ENTER: I recently heard that millennials are staying at home now, which is actually cutting down very slightly on CO2 emissions. But might VR technology impact people’s general health, in terms of indoor VR experiences replacing outdoor hiking, skiing, running, biking, climbing?

ENTER-  Let’s put the emergence of good VR is some kind of perspective. What’s the time frame we’re looking at? When do you imagine VR seriously starts to seriously compete with real reality for people’s attention?

ENTER: How might virtual experiences impact climate issues favorably? I know you’ve been asked this before, but I’d like to get this from your own mouth.

JB: Well let me give you a new answer. I’ll give you an older answer if you’d like, but I’m really excited for this work we just did, in Palau.

by Zeid Ra’ad Al Hussein, UN High Commissioner for Human Rights 

Dr. Moran Cerf uses methods drawn from neuroscience to understand the foundations of our psychology, behavior, emotions, and decision making strategies. He studies patients undergoing brain-surgery by recording the activity of individual nerve cells using electrodes implanted in the patient's brain. He’s been able to project patients' thoughts onto a screen by reading the activity of cells within their brain.

At what point does a machine seem alive - or even like a “person?”

The consumer electronics show CES is filled to the brim with a bewildering number of gadgets and gizmos. Here's what we learned. 

When you play a game, you follow the rules. But when it came to creating their own game, the founders of Cards Against Humanity broke the rules. The wildly popular card game, with its profane and scatological phrases, violates all the rules of decorum.
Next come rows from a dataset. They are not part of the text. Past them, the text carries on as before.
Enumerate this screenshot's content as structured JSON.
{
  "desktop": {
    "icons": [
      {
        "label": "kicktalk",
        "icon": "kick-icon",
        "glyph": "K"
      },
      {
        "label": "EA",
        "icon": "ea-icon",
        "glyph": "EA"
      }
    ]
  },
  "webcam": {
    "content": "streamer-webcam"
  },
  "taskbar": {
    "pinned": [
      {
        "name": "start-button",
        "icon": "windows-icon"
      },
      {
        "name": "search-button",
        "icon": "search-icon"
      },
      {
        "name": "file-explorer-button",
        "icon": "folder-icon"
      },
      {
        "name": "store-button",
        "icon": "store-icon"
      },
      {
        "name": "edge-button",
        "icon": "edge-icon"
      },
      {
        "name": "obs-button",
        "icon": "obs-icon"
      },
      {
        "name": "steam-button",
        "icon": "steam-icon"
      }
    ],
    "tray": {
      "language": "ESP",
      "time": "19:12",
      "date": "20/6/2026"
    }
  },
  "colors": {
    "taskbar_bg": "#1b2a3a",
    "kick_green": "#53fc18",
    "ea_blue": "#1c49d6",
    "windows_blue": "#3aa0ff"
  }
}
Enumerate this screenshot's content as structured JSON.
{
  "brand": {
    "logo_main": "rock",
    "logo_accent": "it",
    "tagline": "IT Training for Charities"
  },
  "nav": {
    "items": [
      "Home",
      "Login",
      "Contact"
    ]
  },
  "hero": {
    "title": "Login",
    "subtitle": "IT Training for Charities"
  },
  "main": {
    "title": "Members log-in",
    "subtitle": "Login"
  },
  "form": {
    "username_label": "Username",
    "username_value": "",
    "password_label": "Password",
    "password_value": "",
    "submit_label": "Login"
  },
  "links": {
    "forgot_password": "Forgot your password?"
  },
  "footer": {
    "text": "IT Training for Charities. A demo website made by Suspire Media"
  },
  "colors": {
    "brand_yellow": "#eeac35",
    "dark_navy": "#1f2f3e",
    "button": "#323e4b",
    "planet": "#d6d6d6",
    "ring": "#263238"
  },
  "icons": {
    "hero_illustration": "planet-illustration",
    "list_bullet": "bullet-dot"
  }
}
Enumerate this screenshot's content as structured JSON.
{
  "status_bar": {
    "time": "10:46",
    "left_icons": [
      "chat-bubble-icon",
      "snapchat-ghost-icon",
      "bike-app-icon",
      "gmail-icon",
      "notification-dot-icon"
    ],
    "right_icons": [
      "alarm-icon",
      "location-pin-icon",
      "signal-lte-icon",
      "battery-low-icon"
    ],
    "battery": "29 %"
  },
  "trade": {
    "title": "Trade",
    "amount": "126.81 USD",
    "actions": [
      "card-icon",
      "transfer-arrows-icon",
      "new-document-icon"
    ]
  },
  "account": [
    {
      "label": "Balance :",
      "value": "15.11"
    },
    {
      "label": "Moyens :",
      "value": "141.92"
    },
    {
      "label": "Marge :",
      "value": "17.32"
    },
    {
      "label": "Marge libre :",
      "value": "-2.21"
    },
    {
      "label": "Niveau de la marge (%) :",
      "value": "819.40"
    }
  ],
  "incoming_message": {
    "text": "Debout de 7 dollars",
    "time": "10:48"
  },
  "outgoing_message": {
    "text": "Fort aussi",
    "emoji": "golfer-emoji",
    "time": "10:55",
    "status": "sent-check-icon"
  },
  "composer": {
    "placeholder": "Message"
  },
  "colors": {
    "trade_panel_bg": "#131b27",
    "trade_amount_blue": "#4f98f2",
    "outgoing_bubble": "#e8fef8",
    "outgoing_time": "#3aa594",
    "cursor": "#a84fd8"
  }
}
And with their decision to make CAH free online (yes, free: you can print out your own cards), the creators disregarded even America’s rules of commerce.

by Brian Grazer and Charles Fishman (Book Review by Lisa Kay Solomon)

How Creating New Stories Spawns Innovation and Success